====== The input ======

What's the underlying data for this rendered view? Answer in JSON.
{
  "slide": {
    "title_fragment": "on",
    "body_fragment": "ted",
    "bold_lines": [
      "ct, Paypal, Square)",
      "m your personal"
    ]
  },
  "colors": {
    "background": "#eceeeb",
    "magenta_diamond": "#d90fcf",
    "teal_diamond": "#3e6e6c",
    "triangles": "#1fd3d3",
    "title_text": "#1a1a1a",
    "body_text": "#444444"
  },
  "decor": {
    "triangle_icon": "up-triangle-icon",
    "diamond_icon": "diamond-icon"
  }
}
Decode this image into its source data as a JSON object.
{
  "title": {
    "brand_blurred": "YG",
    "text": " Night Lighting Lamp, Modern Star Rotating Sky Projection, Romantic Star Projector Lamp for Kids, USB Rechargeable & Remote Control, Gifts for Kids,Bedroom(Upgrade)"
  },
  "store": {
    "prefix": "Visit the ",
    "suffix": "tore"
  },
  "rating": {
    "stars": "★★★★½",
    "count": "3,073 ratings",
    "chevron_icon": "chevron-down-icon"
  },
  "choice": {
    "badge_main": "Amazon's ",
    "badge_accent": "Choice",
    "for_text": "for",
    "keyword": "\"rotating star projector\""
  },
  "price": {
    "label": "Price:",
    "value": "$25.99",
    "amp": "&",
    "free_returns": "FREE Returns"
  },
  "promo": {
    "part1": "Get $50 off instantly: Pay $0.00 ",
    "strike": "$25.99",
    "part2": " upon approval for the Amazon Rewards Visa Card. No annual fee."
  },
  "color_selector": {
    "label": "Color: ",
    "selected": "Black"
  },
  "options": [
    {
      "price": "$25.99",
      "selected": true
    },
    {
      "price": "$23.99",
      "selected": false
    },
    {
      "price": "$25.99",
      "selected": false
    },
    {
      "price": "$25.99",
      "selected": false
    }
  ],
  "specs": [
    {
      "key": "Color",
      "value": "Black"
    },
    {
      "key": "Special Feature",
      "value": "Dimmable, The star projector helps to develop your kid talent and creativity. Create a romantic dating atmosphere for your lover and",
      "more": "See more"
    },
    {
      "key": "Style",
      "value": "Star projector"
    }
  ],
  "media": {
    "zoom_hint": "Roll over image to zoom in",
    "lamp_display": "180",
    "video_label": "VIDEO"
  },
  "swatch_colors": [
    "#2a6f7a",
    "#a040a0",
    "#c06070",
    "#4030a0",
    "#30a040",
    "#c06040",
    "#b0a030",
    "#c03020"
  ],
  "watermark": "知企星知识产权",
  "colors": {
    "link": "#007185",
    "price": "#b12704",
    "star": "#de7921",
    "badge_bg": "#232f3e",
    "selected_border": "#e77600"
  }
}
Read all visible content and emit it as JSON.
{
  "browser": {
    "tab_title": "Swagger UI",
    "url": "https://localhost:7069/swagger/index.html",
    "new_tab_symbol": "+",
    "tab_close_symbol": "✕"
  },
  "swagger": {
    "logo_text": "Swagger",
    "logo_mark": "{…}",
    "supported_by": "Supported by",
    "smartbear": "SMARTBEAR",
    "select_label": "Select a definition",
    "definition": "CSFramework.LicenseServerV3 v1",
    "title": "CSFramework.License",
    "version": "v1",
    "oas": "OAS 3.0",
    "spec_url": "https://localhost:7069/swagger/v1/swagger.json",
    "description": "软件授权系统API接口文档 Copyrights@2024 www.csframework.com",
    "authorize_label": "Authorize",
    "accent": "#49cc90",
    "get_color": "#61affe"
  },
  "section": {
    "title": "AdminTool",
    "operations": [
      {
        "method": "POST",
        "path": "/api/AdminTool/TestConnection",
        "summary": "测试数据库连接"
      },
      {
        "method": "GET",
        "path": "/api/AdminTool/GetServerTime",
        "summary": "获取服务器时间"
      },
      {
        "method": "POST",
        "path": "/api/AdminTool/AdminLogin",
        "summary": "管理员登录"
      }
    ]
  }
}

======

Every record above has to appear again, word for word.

What's the underlying data for this rendered view? Answer in JSON.
{
  "slide": {
    "title_fragment": "on",
    "body_fragment": "ted",
    "bold_lines": [
      "ct, Paypal, Square)",
      "m your personal"
    ]
  },
  "colors": {
    "background": "#eceeeb",
    "magenta_diamond": "#d90fcf",
    "teal_diamond": "#3e6e6c",
    "triangles": "#1fd3d3",
    "title_text": "#1a1a1a",
    "body_text": "#444444"
  },
  "decor": {
    "triangle_icon": "up-triangle-icon",
    "diamond_icon": "diamond-icon"
  }
}
Decode this image into its source data as a JSON object.
{
  "title": {
    "brand_blurred": "YG",
    "text": " Night Lighting Lamp, Modern Star Rotating Sky Projection, Romantic Star Projector Lamp for Kids, USB Rechargeable & Remote Control, Gifts for Kids,Bedroom(Upgrade)"
  },
  "store": {
    "prefix": "Visit the ",
    "suffix": "tore"
  },
  "rating": {
    "stars": "★★★★½",
    "count": "3,073 ratings",
    "chevron_icon": "chevron-down-icon"
  },
  "choice": {
    "badge_main": "Amazon's ",
    "badge_accent": "Choice",
    "for_text": "for",
    "keyword": "\"rotating star projector\""
  },
  "price": {
    "label": "Price:",
    "value": "$25.99",
    "amp": "&",
    "free_returns": "FREE Returns"
  },
  "promo": {
    "part1": "Get $50 off instantly: Pay $0.00 ",
    "strike": "$25.99",
    "part2": " upon approval for the Amazon Rewards Visa Card. No annual fee."
  },
  "color_selector": {
    "label": "Color: ",
    "selected": "Black"
  },
  "options": [
    {
      "price": "$25.99",
      "selected": true
    },
    {
      "price": "$23.99",
      "selected": false
    },
    {
      "price": "$25.99",
      "selected": false
    },
    {
      "price": "$25.99",
      "selected": false
    }
  ],
  "specs": [
    {
      "key": "Color",
      "value": "Black"
    },
    {
      "key": "Special Feature",
      "value": "Dimmable, The star projector helps to develop your kid talent and creativity. Create a romantic dating atmosphere for your lover and",
      "more": "See more"
    },
    {
      "key": "Style",
      "value": "Star projector"
    }
  ],
  "media": {
    "zoom_hint": "Roll over image to zoom in",
    "lamp_display": "180",
    "video_label": "VIDEO"
  },
  "swatch_colors": [
    "#2a6f7a",
    "#a040a0",
    "#c06070",
    "#4030a0",
    "#30a040",
    "#c06040",
    "#b0a030",
    "#c03020"
  ],
  "watermark": "知企星知识产权",
  "colors": {
    "link": "#007185",
    "price": "#b12704",
    "star": "#de7921",
    "badge_bg": "#232f3e",
    "selected_border": "#e77600"
  }
}
Read all visible content and emit it as JSON.
{
  "browser": {
    "tab_title": "Swagger UI",
    "url": "https://localhost:7069/swagger/index.html",
    "new_tab_symbol": "+",
    "tab_close_symbol": "✕"
  },
  "swagger": {
    "logo_text": "Swagger",
    "logo_mark": "{…}",
    "supported_by": "Supported by",
    "smartbear": "SMARTBEAR",
    "select_label": "Select a definition",
    "definition": "CSFramework.LicenseServerV3 v1",
    "title": "CSFramework.License",
    "version": "v1",
    "oas": "OAS 3.0",
    "spec_url": "https://localhost:7069/swagger/v1/swagger.json",
    "description": "软件授权系统API接口文档 Copyrights@2024 www.csframework.com",
    "authorize_label": "Authorize",
    "accent": "#49cc90",
    "get_color": "#61affe"
  },
  "section": {
    "title": "AdminTool",
    "operations": [
      {
        "method": "POST",
        "path": "/api/AdminTool/TestConnection",
        "summary": "测试数据库连接"
      },
      {
        "method": "GET",
        "path": "/api/AdminTool/GetServerTime",
        "summary": "获取服务器时间"
      },
      {
        "method": "POST",
        "path": "/api/AdminTool/AdminLogin",
        "summary": "管理员登录"
      }
    ]
  }
}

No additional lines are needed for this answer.